In other words, students fail Math. Schools say, you can take summer school or you can buy this online course. And the school lets them pass if they get a good grade in the course.
But I soon realized, the sales team drove the whole company. The folks like me, working the customer support phones and grading assignments, knew very little about what schools and parents were promised. The schools knew very little about what the students’ courses actually looked like, yet still awarded credit. And the parents and kids only knew that they could pay this money, do this work, and apparently move up to the 8th grade.
The whole thing was run by a guy who was successful in other industries and did nothing with day to day operations. Never saw him once.
They paid very well, allowed for remote work, but it just didn’t feel good. I quit and worked hard to replace that extra income doing copywriting and marketing work for education companies I believe in.
Fortunately, this is not something I see often. When people succeed in one industry and then move to education, they often bring a fresh perspective, great technical know-how, and a genuine desire to make things better.
However, even when people enter the education market with the best of intentions, there’s a problem.
A problem you might have experienced yourself.
What happens, on a phone call, or at a conference, when a teacher or school administrator asks you about an aspect of education you’re just not familiar with?
How do you answer their questions?
How do you keep credibility?
What if your prepared one-pager, website, or the notes you have for your phone call don’t cover all the objections this person has (especially with the infinite use cases, demographic differences, and special needs in the education world)?
And what if someone asks “when are you going to start charging me?” or “who are you working for?” or “are you going to start bombing my email inbox?” <- All things I’ve heard teachers or admins say.
It’s as if some educators think you are Jeff Bezos, out to become a titan of industry at any cost. Not realizing the frustration, slow pace of innovation and sales, and general goodwill it takes to build a business in the education market.
Conversations like those, while uncomfortable, are actually extremely valuable. They teach you about how skeptical some folks in education are of being sold to, and they reveal the common objections and specific needs of your market.
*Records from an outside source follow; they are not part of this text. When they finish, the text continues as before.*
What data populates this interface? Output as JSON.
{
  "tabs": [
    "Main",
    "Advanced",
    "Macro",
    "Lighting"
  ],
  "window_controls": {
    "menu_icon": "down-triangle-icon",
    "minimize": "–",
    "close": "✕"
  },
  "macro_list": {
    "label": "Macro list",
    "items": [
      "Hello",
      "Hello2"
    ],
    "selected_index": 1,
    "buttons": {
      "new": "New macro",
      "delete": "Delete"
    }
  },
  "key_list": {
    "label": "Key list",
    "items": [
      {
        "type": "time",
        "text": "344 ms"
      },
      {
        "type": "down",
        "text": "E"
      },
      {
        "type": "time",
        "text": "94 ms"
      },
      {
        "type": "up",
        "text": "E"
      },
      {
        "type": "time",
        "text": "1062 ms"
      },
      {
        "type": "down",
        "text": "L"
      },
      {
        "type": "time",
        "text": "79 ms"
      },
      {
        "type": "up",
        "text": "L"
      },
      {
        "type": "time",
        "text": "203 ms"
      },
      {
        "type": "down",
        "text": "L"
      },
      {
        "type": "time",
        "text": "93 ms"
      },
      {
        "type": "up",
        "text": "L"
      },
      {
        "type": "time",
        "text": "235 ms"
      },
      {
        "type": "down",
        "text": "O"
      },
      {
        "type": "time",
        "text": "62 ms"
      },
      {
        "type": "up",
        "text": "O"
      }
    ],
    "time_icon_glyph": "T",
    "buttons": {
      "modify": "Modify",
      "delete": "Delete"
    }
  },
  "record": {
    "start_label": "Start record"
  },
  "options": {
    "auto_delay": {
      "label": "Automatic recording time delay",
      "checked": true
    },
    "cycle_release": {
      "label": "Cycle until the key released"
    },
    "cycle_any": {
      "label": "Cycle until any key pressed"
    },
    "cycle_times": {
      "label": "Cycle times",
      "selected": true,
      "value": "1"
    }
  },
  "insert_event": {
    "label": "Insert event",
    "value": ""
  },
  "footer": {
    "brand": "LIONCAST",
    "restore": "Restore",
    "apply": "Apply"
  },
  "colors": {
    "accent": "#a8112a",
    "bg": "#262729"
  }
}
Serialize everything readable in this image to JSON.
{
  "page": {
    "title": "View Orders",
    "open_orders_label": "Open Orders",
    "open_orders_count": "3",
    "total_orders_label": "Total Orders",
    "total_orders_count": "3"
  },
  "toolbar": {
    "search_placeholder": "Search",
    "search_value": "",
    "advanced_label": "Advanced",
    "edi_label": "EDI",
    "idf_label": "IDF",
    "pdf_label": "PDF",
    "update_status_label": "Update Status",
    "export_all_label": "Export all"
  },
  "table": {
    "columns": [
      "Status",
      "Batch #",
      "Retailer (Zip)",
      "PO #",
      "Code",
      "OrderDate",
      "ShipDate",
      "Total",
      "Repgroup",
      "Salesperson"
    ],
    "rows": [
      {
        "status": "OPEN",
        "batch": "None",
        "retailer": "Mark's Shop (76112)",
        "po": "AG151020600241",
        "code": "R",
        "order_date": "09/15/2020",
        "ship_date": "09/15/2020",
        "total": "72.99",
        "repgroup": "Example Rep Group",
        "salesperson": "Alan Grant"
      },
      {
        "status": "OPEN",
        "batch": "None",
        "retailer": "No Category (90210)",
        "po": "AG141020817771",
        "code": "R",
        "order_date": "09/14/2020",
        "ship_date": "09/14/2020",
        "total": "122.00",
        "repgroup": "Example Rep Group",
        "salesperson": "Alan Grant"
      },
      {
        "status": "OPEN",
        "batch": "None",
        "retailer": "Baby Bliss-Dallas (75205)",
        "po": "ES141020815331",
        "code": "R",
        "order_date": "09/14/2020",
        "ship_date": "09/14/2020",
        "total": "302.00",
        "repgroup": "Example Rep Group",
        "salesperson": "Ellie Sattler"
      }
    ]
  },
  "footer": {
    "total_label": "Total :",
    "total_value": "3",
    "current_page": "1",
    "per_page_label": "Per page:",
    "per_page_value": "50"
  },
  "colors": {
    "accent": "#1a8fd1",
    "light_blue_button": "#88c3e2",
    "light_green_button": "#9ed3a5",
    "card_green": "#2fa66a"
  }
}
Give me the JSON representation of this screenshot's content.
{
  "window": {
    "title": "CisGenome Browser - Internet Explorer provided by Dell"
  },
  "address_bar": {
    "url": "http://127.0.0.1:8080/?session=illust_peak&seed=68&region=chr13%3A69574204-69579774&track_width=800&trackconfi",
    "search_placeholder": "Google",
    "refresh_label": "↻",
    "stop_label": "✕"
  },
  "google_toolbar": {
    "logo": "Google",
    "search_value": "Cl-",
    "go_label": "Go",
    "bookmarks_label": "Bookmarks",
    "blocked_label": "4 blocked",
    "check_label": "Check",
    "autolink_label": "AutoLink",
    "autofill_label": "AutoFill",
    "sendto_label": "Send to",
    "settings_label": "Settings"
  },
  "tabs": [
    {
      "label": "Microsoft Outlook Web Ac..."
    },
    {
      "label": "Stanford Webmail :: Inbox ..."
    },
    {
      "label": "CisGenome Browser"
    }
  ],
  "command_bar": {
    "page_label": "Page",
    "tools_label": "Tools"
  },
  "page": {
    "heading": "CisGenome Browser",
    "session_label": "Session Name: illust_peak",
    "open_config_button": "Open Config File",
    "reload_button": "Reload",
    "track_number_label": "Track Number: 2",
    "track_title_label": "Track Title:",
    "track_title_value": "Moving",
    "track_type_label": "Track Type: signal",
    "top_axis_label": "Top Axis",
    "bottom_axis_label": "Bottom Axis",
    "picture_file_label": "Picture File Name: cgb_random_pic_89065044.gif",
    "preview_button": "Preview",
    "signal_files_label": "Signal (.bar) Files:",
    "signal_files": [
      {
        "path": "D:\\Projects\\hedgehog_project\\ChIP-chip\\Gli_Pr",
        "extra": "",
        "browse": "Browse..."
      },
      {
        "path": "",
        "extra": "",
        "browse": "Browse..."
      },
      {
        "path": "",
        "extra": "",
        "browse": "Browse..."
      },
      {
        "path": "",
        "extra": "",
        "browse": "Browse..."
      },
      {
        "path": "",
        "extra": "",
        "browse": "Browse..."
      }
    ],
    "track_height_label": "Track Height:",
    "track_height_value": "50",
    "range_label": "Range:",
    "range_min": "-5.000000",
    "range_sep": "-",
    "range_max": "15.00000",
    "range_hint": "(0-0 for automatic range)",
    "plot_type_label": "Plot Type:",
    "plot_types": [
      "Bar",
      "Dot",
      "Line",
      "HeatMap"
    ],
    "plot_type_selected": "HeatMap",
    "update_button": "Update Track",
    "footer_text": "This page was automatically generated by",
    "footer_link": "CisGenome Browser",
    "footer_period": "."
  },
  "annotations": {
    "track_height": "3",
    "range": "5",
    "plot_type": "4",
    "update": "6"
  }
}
That’s why, when I work with companies, one of the most useful questions I answer for founders and consultants is “does this sound right?” or “is this actually something a teacher or principal wants to hear?” And more often than not, I have a clear answer. If it’s a “no,” then I can tell you exactly what to change to make sure you put your best foot forward in your marketing messages.
If you’re doing this on your own, then there are a few ways you can address the skepticism of educators, either right up front, or as part of an ongoing process in your marketing.
Here are a few suggestions on how to do it, based on examples from my own experience and companies I’ve worked with:
- Build educator/parent relationships early: When you have the slightest twinge of an idea for your product or service, find some teachers, parents, or school leaders to share it with. Reach out to these people at local events like Edcamps, Meetups, or through your own personal and professional network. For these early connections, in-person meetings are far more valuable than online-only connections, in my experience.
- Get testimonials and use cases as early as possible: Educators want to know right away: will this work for my school? My teachers? My student population? Parents want to know right away: will this help my kid with their very specific needs? The sooner you begin to collect testimonials, use cases for specific demographics, and case studies, the sooner folks will drop their guard and listen to your message.
- Find an educator to accompany you to events. Ideally, you can hire this person for an appropriate early role, even if it is something small and contract-based like producing social media content. Then you can receive feedback on all the in-person conversations you have, and this educator can help you address questions and objections as they come up during live conversations.
Education entrepreneurs and consultants: how else do you establish credibility with educators?